— What is expected —
Write out the entries verbatim and leave the images out of the copy.

(Dataset rows for apps and sites)
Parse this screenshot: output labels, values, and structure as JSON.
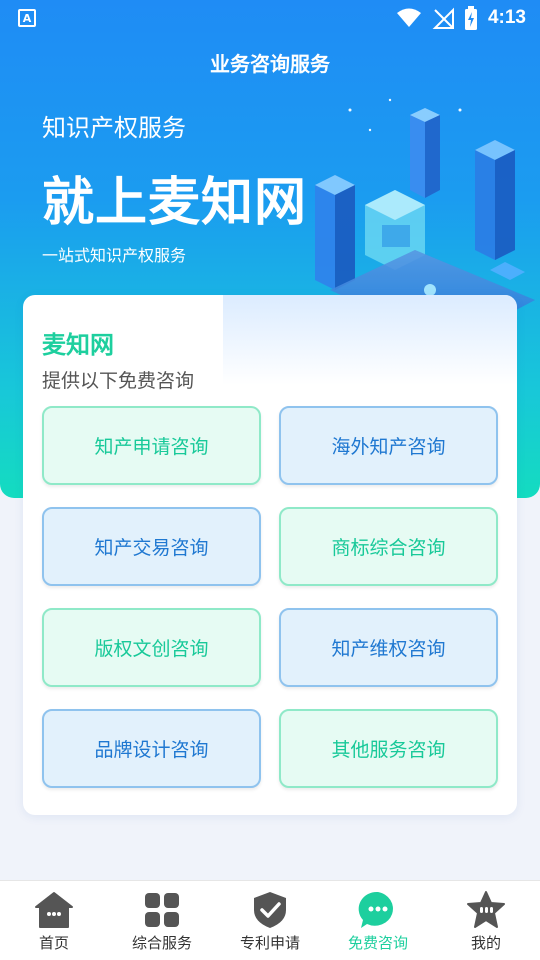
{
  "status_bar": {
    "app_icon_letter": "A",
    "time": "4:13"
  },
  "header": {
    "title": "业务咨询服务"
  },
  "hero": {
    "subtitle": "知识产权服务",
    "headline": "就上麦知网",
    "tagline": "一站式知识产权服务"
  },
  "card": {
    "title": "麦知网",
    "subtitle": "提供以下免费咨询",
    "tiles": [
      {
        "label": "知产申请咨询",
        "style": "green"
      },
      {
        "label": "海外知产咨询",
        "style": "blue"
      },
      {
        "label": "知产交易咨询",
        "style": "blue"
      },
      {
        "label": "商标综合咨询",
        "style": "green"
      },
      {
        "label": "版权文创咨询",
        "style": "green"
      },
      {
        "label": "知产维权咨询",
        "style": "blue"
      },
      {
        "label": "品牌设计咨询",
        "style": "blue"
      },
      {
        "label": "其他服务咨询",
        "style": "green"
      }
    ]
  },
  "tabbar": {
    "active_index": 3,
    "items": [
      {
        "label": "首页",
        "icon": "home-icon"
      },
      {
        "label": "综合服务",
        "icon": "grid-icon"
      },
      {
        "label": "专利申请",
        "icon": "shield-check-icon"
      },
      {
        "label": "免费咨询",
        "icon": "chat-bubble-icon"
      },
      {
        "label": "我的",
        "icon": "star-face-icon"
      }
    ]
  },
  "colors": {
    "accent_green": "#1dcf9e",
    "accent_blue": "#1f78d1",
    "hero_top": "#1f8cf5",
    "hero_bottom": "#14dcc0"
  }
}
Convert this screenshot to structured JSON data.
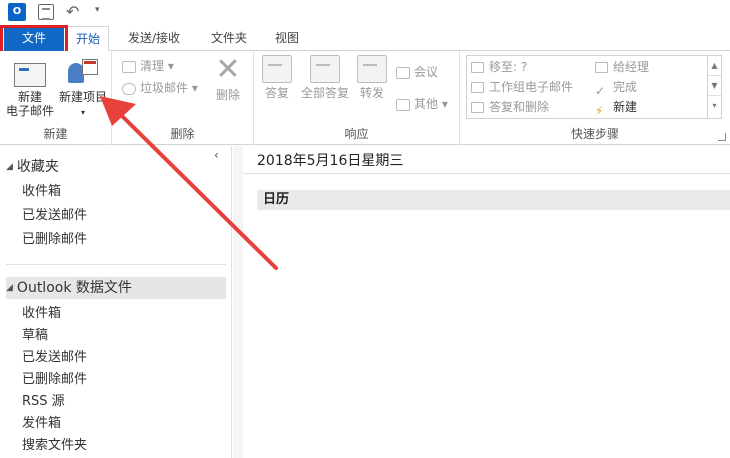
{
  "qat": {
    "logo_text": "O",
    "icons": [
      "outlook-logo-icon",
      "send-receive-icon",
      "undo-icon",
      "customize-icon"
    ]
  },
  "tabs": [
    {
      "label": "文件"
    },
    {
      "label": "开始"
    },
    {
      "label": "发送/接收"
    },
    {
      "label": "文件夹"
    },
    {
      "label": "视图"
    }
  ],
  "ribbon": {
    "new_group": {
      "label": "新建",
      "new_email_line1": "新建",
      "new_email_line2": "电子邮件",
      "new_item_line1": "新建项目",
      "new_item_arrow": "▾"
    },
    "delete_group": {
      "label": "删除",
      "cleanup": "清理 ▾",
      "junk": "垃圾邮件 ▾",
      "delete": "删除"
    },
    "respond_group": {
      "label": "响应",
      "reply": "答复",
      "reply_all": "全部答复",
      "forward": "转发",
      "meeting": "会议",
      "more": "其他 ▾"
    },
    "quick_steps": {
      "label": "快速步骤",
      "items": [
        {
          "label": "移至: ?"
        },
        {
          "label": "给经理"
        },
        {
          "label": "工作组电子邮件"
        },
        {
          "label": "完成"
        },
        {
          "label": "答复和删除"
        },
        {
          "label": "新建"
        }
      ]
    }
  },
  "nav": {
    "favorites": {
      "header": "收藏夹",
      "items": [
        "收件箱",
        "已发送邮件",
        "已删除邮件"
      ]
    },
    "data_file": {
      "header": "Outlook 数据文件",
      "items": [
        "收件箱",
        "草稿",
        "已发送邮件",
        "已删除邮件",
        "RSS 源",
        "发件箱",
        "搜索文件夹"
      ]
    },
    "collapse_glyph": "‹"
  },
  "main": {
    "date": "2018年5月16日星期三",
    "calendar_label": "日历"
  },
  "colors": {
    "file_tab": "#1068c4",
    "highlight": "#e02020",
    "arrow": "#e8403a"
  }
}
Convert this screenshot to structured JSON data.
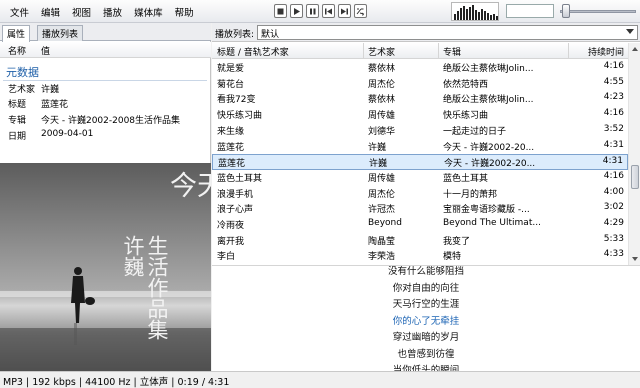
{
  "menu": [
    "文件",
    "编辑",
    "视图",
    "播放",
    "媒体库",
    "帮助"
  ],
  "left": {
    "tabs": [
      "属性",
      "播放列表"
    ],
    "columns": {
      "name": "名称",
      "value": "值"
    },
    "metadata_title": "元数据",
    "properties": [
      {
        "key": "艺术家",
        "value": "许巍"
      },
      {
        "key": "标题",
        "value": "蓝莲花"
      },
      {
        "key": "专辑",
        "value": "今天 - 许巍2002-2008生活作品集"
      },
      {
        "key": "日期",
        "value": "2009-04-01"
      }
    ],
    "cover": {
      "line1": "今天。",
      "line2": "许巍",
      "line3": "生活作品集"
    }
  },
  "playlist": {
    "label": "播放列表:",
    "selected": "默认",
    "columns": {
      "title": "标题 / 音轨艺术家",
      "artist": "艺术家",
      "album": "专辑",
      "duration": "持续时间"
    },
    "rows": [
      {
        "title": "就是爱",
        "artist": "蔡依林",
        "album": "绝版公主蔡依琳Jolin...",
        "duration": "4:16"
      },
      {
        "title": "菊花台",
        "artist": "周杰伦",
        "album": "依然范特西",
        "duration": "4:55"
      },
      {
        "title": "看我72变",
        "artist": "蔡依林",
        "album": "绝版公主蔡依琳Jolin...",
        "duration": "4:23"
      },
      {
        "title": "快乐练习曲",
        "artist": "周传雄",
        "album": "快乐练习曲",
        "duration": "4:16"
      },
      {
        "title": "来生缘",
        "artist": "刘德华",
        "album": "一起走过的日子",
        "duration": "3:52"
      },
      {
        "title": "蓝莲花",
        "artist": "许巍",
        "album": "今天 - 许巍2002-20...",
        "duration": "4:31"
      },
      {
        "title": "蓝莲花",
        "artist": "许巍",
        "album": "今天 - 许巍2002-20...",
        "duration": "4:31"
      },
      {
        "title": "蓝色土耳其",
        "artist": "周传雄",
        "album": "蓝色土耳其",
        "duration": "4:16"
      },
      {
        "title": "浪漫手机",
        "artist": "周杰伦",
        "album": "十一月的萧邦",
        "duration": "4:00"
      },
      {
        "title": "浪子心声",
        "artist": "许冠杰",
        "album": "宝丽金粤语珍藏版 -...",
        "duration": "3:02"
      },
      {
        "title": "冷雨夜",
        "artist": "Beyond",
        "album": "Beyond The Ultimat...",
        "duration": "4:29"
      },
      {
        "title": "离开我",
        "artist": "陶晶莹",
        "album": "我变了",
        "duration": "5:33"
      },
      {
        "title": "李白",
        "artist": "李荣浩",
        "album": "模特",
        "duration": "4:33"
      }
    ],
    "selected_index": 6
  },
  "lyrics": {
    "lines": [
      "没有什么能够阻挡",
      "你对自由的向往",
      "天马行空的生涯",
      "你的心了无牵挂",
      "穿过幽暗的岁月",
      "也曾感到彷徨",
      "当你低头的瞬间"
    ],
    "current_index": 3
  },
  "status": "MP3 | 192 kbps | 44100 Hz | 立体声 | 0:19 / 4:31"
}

— Exercise response —
Parse this screenshot: output labels, values, and structure as JSON.
{
  "status_bar": {
    "app_icon_letter": "A",
    "time": "4:13"
  },
  "header": {
    "title": "业务咨询服务"
  },
  "hero": {
    "subtitle": "知识产权服务",
    "headline": "就上麦知网",
    "tagline": "一站式知识产权服务"
  },
  "card": {
    "title": "麦知网",
    "subtitle": "提供以下免费咨询",
    "tiles": [
      {
        "label": "知产申请咨询",
        "style": "green"
      },
      {
        "label": "海外知产咨询",
        "style": "blue"
      },
      {
        "label": "知产交易咨询",
        "style": "blue"
      },
      {
        "label": "商标综合咨询",
        "style": "green"
      },
      {
        "label": "版权文创咨询",
        "style": "green"
      },
      {
        "label": "知产维权咨询",
        "style": "blue"
      },
      {
        "label": "品牌设计咨询",
        "style": "blue"
      },
      {
        "label": "其他服务咨询",
        "style": "green"
      }
    ]
  },
  "tabbar": {
    "active_index": 3,
    "items": [
      {
        "label": "首页",
        "icon": "home-icon"
      },
      {
        "label": "综合服务",
        "icon": "grid-icon"
      },
      {
        "label": "专利申请",
        "icon": "shield-check-icon"
      },
      {
        "label": "免费咨询",
        "icon": "chat-bubble-icon"
      },
      {
        "label": "我的",
        "icon": "star-face-icon"
      }
    ]
  },
  "colors": {
    "accent_green": "#1dcf9e",
    "accent_blue": "#1f78d1",
    "hero_top": "#1f8cf5",
    "hero_bottom": "#14dcc0"
  }
}
Convert this screenshot to structured JSON data.
{
  "qat": {
    "logo_text": "O",
    "icons": [
      "outlook-logo-icon",
      "send-receive-icon",
      "undo-icon",
      "customize-icon"
    ]
  },
  "tabs": [
    {
      "label": "文件"
    },
    {
      "label": "开始"
    },
    {
      "label": "发送/接收"
    },
    {
      "label": "文件夹"
    },
    {
      "label": "视图"
    }
  ],
  "ribbon": {
    "new_group": {
      "label": "新建",
      "new_email_line1": "新建",
      "new_email_line2": "电子邮件",
      "new_item_line1": "新建项目",
      "new_item_arrow": "▾"
    },
    "delete_group": {
      "label": "删除",
      "cleanup": "清理 ▾",
      "junk": "垃圾邮件 ▾",
      "delete": "删除"
    },
    "respond_group": {
      "label": "响应",
      "reply": "答复",
      "reply_all": "全部答复",
      "forward": "转发",
      "meeting": "会议",
      "more": "其他 ▾"
    },
    "quick_steps": {
      "label": "快速步骤",
      "items": [
        {
          "label": "移至: ?"
        },
        {
          "label": "给经理"
        },
        {
          "label": "工作组电子邮件"
        },
        {
          "label": "完成"
        },
        {
          "label": "答复和删除"
        },
        {
          "label": "新建"
        }
      ]
    }
  },
  "nav": {
    "favorites": {
      "header": "收藏夹",
      "items": [
        "收件箱",
        "已发送邮件",
        "已删除邮件"
      ]
    },
    "data_file": {
      "header": "Outlook 数据文件",
      "items": [
        "收件箱",
        "草稿",
        "已发送邮件",
        "已删除邮件",
        "RSS 源",
        "发件箱",
        "搜索文件夹"
      ]
    },
    "collapse_glyph": "‹"
  },
  "main": {
    "date": "2018年5月16日星期三",
    "calendar_label": "日历"
  },
  "colors": {
    "file_tab": "#1068c4",
    "highlight": "#e02020",
    "arrow": "#e8403a"
  }
}
Convert this screenshot to structured JSON data.
{
  "menu": [
    "文件",
    "编辑",
    "视图",
    "播放",
    "媒体库",
    "帮助"
  ],
  "left": {
    "tabs": [
      "属性",
      "播放列表"
    ],
    "columns": {
      "name": "名称",
      "value": "值"
    },
    "metadata_title": "元数据",
    "properties": [
      {
        "key": "艺术家",
        "value": "许巍"
      },
      {
        "key": "标题",
        "value": "蓝莲花"
      },
      {
        "key": "专辑",
        "value": "今天 - 许巍2002-2008生活作品集"
      },
      {
        "key": "日期",
        "value": "2009-04-01"
      }
    ],
    "cover": {
      "line1": "今天。",
      "line2": "许巍",
      "line3": "生活作品集"
    }
  },
  "playlist": {
    "label": "播放列表:",
    "selected": "默认",
    "columns": {
      "title": "标题 / 音轨艺术家",
      "artist": "艺术家",
      "album": "专辑",
      "duration": "持续时间"
    },
    "rows": [
      {
        "title": "就是爱",
        "artist": "蔡依林",
        "album": "绝版公主蔡依琳Jolin...",
        "duration": "4:16"
      },
      {
        "title": "菊花台",
        "artist": "周杰伦",
        "album": "依然范特西",
        "duration": "4:55"
      },
      {
        "title": "看我72变",
        "artist": "蔡依林",
        "album": "绝版公主蔡依琳Jolin...",
        "duration": "4:23"
      },
      {
        "title": "快乐练习曲",
        "artist": "周传雄",
        "album": "快乐练习曲",
        "duration": "4:16"
      },
      {
        "title": "来生缘",
        "artist": "刘德华",
        "album": "一起走过的日子",
        "duration": "3:52"
      },
      {
        "title": "蓝莲花",
        "artist": "许巍",
        "album": "今天 - 许巍2002-20...",
        "duration": "4:31"
      },
      {
        "title": "蓝莲花",
        "artist": "许巍",
        "album": "今天 - 许巍2002-20...",
        "duration": "4:31"
      },
      {
        "title": "蓝色土耳其",
        "artist": "周传雄",
        "album": "蓝色土耳其",
        "duration": "4:16"
      },
      {
        "title": "浪漫手机",
        "artist": "周杰伦",
        "album": "十一月的萧邦",
        "duration": "4:00"
      },
      {
        "title": "浪子心声",
        "artist": "许冠杰",
        "album": "宝丽金粤语珍藏版 -...",
        "duration": "3:02"
      },
      {
        "title": "冷雨夜",
        "artist": "Beyond",
        "album": "Beyond The Ultimat...",
        "duration": "4:29"
      },
      {
        "title": "离开我",
        "artist": "陶晶莹",
        "album": "我变了",
        "duration": "5:33"
      },
      {
        "title": "李白",
        "artist": "李荣浩",
        "album": "模特",
        "duration": "4:33"
      }
    ],
    "selected_index": 6
  },
  "lyrics": {
    "lines": [
      "没有什么能够阻挡",
      "你对自由的向往",
      "天马行空的生涯",
      "你的心了无牵挂",
      "穿过幽暗的岁月",
      "也曾感到彷徨",
      "当你低头的瞬间"
    ],
    "current_index": 3
  },
  "status": "MP3 | 192 kbps | 44100 Hz | 立体声 | 0:19 / 4:31"
}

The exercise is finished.